David Gleeson of Australia shot a 6-under 66 for the second day in a row Saturday to take a one-shot lead over Chiragh Kumar of India after the third round at the Indian Open.
Gleeson, who is hoping to end a three-year title drought on the Asian Tour, moved to 16-under 200 for the tournament.
Overnight leader Kumar, playing on his home course, shot a 2-under 70 to slip a shot back of the lead.
Lu Wei-chih of Taiwan and Ross Bain of Scotland are a further four shots back after shooting 66 and 68, respectively, during the third round for 205.
Four others are on 207, seven strokes off the lead – S.S.P. Chowrasia of India (68), Adilson Da Silva of Brazil (68), Daisuke Kataoka of Japan (69) and Chapchai Nirat of Thailand (71).
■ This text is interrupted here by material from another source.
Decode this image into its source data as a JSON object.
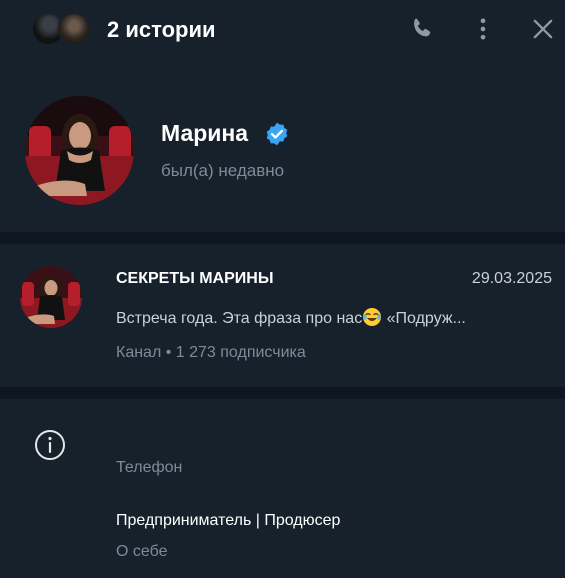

Edoardo Molinari of Italy, the top-ranked player in the field at No. 55, shot 70 and at 5-under 211 he is tied for 18th place.
Gleeson got off to a strong start with two straight birdies before turning in 34. His strong play extended to the back nine where he hit five birdies against one bogey. The lone dropped shot came on the 18th when his approach shot flew over the green and into the greenside bunker.
”It is the third day and always a tough day to find the right frame of mind. Chiragh and I both had flying starts which were great but I’m happy I hit my approach shots close to the holes,” Gleeson said.
”This course is so difficult. I’m so nervous on every hole to be thinking about anything else. I still got a lot of work to do out there,” added the two-time Asian Tour winner, whose last victory dates back to 2008.
Kumar, a 2006 Asian Games team silver medallist, went out in 34 with three birdies against one bogey. But on the return he made nine consecutive pars.
”I just didn’t read my putts as well as I did in the first two rounds. You can’t read them perfectly everyday. It was just one of those days,” said Kumar, who is searching for his maiden Asian Tour victory.
Lu put himself in position to chase back-to-back victories after his home victory in Taiwan, charging up the leader board with a 12-yard chip-in birdie on the 7th for a 66.
”My putting could have been better but I won’t complain with my score. I’m really confident after my win last week and will do my best to narrow the gap on David,” said Lu.
Bain, who is also in the hunt for his first Asian Tour victory, eagled the first hole for the second consecutive day courtesy of a monster 70-foot putt for a 68 to lie five shots off the lead.
”I hit a ridiculous putt on the first hole again and that was a bonus. It is those sort of things that happen that nullified some other putts I didn’t hole for birdies. All in all I really played well and my game is in good shape,” said the 35-year-old, who finished second in the 2001 Indian Open.